▶ _Study material_:
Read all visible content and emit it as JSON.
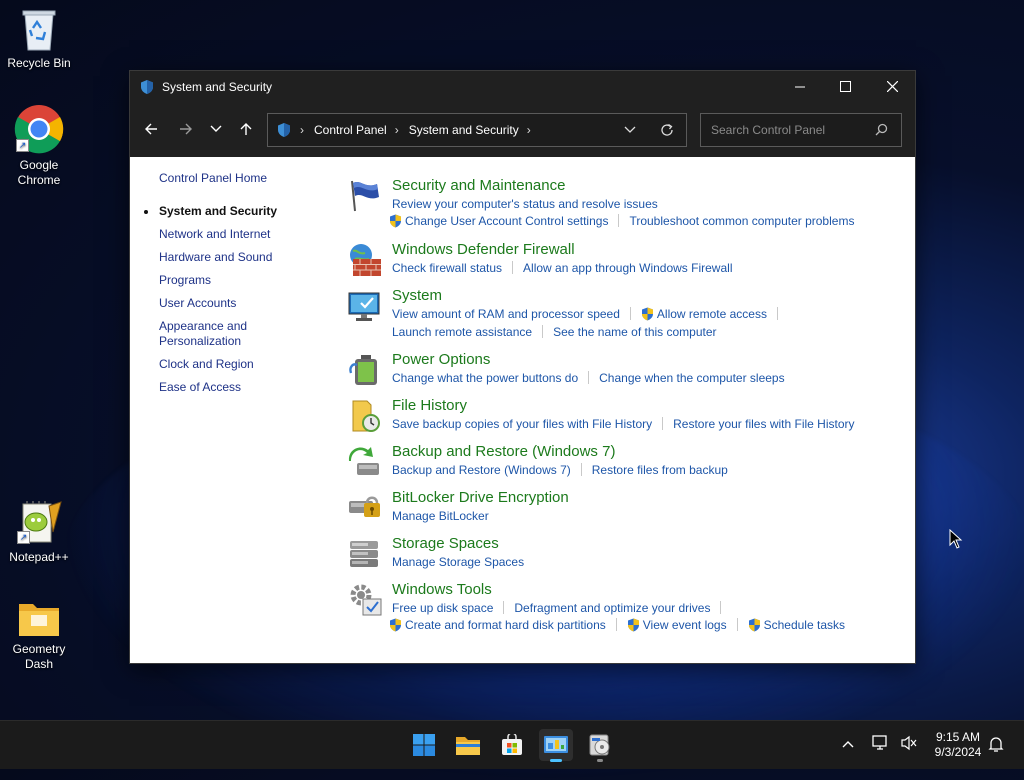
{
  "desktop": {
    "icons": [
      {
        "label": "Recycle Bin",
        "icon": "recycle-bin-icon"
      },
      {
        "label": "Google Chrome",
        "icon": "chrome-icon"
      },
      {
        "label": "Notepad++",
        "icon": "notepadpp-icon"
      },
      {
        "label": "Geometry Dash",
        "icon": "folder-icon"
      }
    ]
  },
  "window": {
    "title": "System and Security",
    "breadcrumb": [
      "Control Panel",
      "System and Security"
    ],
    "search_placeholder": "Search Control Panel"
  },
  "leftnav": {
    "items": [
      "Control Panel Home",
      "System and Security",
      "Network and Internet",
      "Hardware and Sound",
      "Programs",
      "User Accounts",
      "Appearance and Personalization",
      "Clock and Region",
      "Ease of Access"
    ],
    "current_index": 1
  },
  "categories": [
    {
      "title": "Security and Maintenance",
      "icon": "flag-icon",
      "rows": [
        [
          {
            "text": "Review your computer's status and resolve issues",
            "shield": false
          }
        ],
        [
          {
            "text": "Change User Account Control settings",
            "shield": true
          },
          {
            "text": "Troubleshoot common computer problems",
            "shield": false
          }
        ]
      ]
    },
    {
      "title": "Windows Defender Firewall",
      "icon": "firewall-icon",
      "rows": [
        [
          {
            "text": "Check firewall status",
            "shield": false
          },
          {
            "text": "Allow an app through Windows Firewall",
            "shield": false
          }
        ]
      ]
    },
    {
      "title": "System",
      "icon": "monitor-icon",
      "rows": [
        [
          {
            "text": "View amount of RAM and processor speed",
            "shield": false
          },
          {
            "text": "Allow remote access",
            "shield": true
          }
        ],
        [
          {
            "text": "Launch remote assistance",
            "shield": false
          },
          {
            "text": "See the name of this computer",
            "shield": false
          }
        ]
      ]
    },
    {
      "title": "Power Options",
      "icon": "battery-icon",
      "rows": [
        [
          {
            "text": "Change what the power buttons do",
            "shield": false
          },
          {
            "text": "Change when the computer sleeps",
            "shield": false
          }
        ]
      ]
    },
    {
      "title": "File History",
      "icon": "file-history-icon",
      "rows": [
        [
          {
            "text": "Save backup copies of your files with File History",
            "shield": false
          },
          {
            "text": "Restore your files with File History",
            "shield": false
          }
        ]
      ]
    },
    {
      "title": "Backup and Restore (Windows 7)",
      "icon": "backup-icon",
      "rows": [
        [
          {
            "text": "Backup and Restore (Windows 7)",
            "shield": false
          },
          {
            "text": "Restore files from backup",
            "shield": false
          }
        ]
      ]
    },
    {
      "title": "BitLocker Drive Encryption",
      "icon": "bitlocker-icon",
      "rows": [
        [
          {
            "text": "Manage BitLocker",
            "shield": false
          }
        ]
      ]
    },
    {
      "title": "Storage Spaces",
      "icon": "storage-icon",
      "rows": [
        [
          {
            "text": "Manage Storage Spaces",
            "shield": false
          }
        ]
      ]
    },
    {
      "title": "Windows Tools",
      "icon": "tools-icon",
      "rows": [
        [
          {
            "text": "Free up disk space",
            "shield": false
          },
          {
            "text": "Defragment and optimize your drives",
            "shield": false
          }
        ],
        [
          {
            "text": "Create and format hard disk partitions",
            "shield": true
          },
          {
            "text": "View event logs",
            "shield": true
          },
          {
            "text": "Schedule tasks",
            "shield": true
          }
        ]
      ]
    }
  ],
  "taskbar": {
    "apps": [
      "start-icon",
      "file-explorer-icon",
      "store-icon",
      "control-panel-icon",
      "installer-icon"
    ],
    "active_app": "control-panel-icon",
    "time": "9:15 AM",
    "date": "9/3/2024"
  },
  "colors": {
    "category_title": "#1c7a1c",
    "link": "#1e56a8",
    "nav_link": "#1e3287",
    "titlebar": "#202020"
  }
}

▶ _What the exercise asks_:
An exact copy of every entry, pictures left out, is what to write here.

▶ _Exercise result_:
Read all visible content and emit it as JSON.
{
  "desktop": {
    "icons": [
      {
        "label": "Recycle Bin",
        "icon": "recycle-bin-icon"
      },
      {
        "label": "Google Chrome",
        "icon": "chrome-icon"
      },
      {
        "label": "Notepad++",
        "icon": "notepadpp-icon"
      },
      {
        "label": "Geometry Dash",
        "icon": "folder-icon"
      }
    ]
  },
  "window": {
    "title": "System and Security",
    "breadcrumb": [
      "Control Panel",
      "System and Security"
    ],
    "search_placeholder": "Search Control Panel"
  },
  "leftnav": {
    "items": [
      "Control Panel Home",
      "System and Security",
      "Network and Internet",
      "Hardware and Sound",
      "Programs",
      "User Accounts",
      "Appearance and Personalization",
      "Clock and Region",
      "Ease of Access"
    ],
    "current_index": 1
  },
  "categories": [
    {
      "title": "Security and Maintenance",
      "icon": "flag-icon",
      "rows": [
        [
          {
            "text": "Review your computer's status and resolve issues",
            "shield": false
          }
        ],
        [
          {
            "text": "Change User Account Control settings",
            "shield": true
          },
          {
            "text": "Troubleshoot common computer problems",
            "shield": false
          }
        ]
      ]
    },
    {
      "title": "Windows Defender Firewall",
      "icon": "firewall-icon",
      "rows": [
        [
          {
            "text": "Check firewall status",
            "shield": false
          },
          {
            "text": "Allow an app through Windows Firewall",
            "shield": false
          }
        ]
      ]
    },
    {
      "title": "System",
      "icon": "monitor-icon",
      "rows": [
        [
          {
            "text": "View amount of RAM and processor speed",
            "shield": false
          },
          {
            "text": "Allow remote access",
            "shield": true
          }
        ],
        [
          {
            "text": "Launch remote assistance",
            "shield": false
          },
          {
            "text": "See the name of this computer",
            "shield": false
          }
        ]
      ]
    },
    {
      "title": "Power Options",
      "icon": "battery-icon",
      "rows": [
        [
          {
            "text": "Change what the power buttons do",
            "shield": false
          },
          {
            "text": "Change when the computer sleeps",
            "shield": false
          }
        ]
      ]
    },
    {
      "title": "File History",
      "icon": "file-history-icon",
      "rows": [
        [
          {
            "text": "Save backup copies of your files with File History",
            "shield": false
          },
          {
            "text": "Restore your files with File History",
            "shield": false
          }
        ]
      ]
    },
    {
      "title": "Backup and Restore (Windows 7)",
      "icon": "backup-icon",
      "rows": [
        [
          {
            "text": "Backup and Restore (Windows 7)",
            "shield": false
          },
          {
            "text": "Restore files from backup",
            "shield": false
          }
        ]
      ]
    },
    {
      "title": "BitLocker Drive Encryption",
      "icon": "bitlocker-icon",
      "rows": [
        [
          {
            "text": "Manage BitLocker",
            "shield": false
          }
        ]
      ]
    },
    {
      "title": "Storage Spaces",
      "icon": "storage-icon",
      "rows": [
        [
          {
            "text": "Manage Storage Spaces",
            "shield": false
          }
        ]
      ]
    },
    {
      "title": "Windows Tools",
      "icon": "tools-icon",
      "rows": [
        [
          {
            "text": "Free up disk space",
            "shield": false
          },
          {
            "text": "Defragment and optimize your drives",
            "shield": false
          }
        ],
        [
          {
            "text": "Create and format hard disk partitions",
            "shield": true
          },
          {
            "text": "View event logs",
            "shield": true
          },
          {
            "text": "Schedule tasks",
            "shield": true
          }
        ]
      ]
    }
  ],
  "taskbar": {
    "apps": [
      "start-icon",
      "file-explorer-icon",
      "store-icon",
      "control-panel-icon",
      "installer-icon"
    ],
    "active_app": "control-panel-icon",
    "time": "9:15 AM",
    "date": "9/3/2024"
  },
  "colors": {
    "category_title": "#1c7a1c",
    "link": "#1e56a8",
    "nav_link": "#1e3287",
    "titlebar": "#202020"
  }
}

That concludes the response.